Lenders of debt-ridden Jaypee Infratech will meet on 18 November to take forward the process of insolvency resolution after the Supreme Court directed early this month to complete the process within 90 days, Firstpost reported. Crisis-hit Jaypee group firm Jaypee Infratech went into insolvency in 2017 after the National Company Law Tribunal (NCLT) admitted an application by an IDBI Bank-led consortium seeking resolution of the firm. Jaypee Infratech, a subsidiary of Jaiprakash Associates, has an outstanding debt of nearly Rs 9,800 crore.
Insolvency regulator IBBI is serious about enforcing a recently enacted legal provision to ensure completion of the corporate insolvency resolution process (CIRP) in a time-bound manner, The Hindu Business Line reported. It has asked registered insolvency professionals to furnish details of all ongoing CIRP, which is not completed within 330 days. Reasons for non-compliance and details of persons responsible for non-completion have to be furnished to the regulator to enable it to take appropriate legal remedy.
The government is mulling a special window for resolution of stressed non-banking finance companies under the Insolvency and Bankruptcy Code, a senior government official said, Mint reported. A special window, is certainly something which is being examined closely, the official said. The move also comes against the backdrop of financial sector players like Dewan Housing Finance Corporation Ltd (DHFL) facing troubles. Punjab and Maharashtra Co-operative (PMC) Bank is also grappling with financial woes.
India’s financial crisis has hit ordinary people hard. School teachers and electrical engineers have seen their pension savings get stuck in bonds of defaulted institutions, a Bloomberg View reported. More than a million depositors of a cooperative bank can’t access their cash. Homeowners have spent billions of dollars on apartments that will never be finished. Yet for workers in rich nations, the blowup in India’s shadow-banking and real-estate industries is an opportunity. Will they profit from it or get burned like their Indian counterparts?

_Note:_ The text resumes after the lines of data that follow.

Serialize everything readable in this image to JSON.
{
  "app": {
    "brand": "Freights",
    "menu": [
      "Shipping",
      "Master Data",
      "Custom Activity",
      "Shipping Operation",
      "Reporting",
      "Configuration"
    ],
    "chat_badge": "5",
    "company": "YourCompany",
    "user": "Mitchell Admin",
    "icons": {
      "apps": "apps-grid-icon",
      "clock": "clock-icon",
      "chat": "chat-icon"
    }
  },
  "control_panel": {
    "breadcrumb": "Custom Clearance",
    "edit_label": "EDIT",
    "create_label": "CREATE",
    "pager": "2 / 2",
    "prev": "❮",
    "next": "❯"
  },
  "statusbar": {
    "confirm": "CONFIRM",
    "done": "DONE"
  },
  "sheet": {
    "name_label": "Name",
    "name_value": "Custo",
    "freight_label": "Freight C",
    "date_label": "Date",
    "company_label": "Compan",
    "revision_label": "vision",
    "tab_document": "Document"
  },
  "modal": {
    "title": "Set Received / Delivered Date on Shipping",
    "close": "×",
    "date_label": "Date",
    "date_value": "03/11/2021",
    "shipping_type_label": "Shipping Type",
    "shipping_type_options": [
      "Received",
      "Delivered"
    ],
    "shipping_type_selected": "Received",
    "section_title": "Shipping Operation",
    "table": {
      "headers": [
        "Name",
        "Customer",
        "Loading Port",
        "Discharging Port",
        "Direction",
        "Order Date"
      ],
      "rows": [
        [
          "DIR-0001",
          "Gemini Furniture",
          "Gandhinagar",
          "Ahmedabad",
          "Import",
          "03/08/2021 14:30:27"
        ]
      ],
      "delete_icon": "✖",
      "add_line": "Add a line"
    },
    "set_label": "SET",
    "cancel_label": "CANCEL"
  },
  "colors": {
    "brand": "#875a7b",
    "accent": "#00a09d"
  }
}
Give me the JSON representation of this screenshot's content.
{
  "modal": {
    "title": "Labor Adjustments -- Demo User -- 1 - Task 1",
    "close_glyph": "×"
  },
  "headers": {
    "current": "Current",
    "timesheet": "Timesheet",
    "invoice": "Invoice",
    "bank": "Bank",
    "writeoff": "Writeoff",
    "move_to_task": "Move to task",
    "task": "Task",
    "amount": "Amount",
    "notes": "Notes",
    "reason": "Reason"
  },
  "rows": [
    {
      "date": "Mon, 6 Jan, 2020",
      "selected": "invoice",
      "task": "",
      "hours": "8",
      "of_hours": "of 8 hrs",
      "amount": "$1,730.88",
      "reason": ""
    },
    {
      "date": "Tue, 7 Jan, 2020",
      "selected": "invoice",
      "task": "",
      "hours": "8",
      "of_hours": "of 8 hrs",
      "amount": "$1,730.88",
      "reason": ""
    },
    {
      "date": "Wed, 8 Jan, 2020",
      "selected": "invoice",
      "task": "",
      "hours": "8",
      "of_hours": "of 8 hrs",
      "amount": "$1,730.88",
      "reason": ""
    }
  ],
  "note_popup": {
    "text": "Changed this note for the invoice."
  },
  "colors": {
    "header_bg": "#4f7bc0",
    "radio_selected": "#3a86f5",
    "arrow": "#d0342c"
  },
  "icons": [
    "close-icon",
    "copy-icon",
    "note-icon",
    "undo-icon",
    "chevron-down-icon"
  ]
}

The fear that at Dewan Housing Finance Corporation (DHFL) may spill over to other non-banking finance companies (NBFC) has pushed the government to introduce fresh rules and regulations to bring even the financial sector under the purview the Insolvency and Bankruptcy Code (IBC), The Economic Times reported. A government source said that Ministry of Corporate Affairs (MCA) has finalized new rules under Section 227 of IBC that would be notified soon after all the concerns of market regulator SEBI and financial sector regulator RBI are addressed.
In a jolt to the Jaypee Group, the Supreme Court on Wednesday directed completion of the corporate insolvency resolution process for Jaypee Infratech Ltd (JIL) within 90 days and said the revised resolution plans will be invited only from the NBCC and Suraksha Realty, The Economic Times reported. The apex court said the pendency of any other application before the NCLT or NCLAT, including any interim direction, shall be no impediment for the IRP to receive and process the revised resolution plans from the two bidders.
Online sales platform Flipkart has got a stay order on insolvency proceedings initiated against it at the National Company Law Tribunal (NCLT), in a case involving alleged withholding of dues to a seller, Business Standard reported. CloudWalker Streaming, a Mumbai-based supplier of LED TVs, alleged Flipkart did not honour a purchase agreement and had not paid dues totalling Rs 26.95 crore. It petitioned the NCLT bench here that the Insolvency and Bankruptcy Code (IBC) be invoked.
Some vendors of BSNL and MTNL are mulling to move insolvency pleas against the state-run firms for non-payment of dues, estimated to be around Rs 20,000 crore, a senior industry body executive said on Monday, The Economic Times reported. The pending payments are against the supply of telecom gear and other goods to BSNL and MTNL as well as Rs 45,000-crore rural broadband project BharatNet, PHD Chamber of Commerce Telecom Committee chairman Sandeep Aggarwal told PTI. "The total pending payment of BSNL and MTNL vendors is around Rs 20,000 crore.
The finance industry is in turmoil. Tax collections have hit stall speed. India’s credit and fiscal crises are joined at the hip. Consider the $13 billion in past fees that the government is asking from telecom operators, a Bloomberg View reported. It’s a desperate attempt to squeeze money from an industry in which most players have already vanished or gone bankrupt. The two old firms that are still standing amid intense price competition from newcomer Reliance Jio Infocomm Ltd. will bear the brunt of the recently court-approved demand. Among them, Vodafone Idea Ltd.
When Arun Sarin, Vodafone Group Plc’s India-born former CEO, was charting the British telecommunications firm’s expansion into emerging markets in the mid-2000s, his home country with more than a billion potential phone users seemed a compelling choice. Sarin wasn’t alone. Norway’s Telenor ASA, Russia’s Mobile TeleSystems PJSC and Malaysia’s Maxis Bhd were also among a slew of companies that flocked to this fast-growing market, Bloomberg News reported. The carriers banded with local partners, bid for airwaves and licenses, spending billions of dollars to prepare their networks.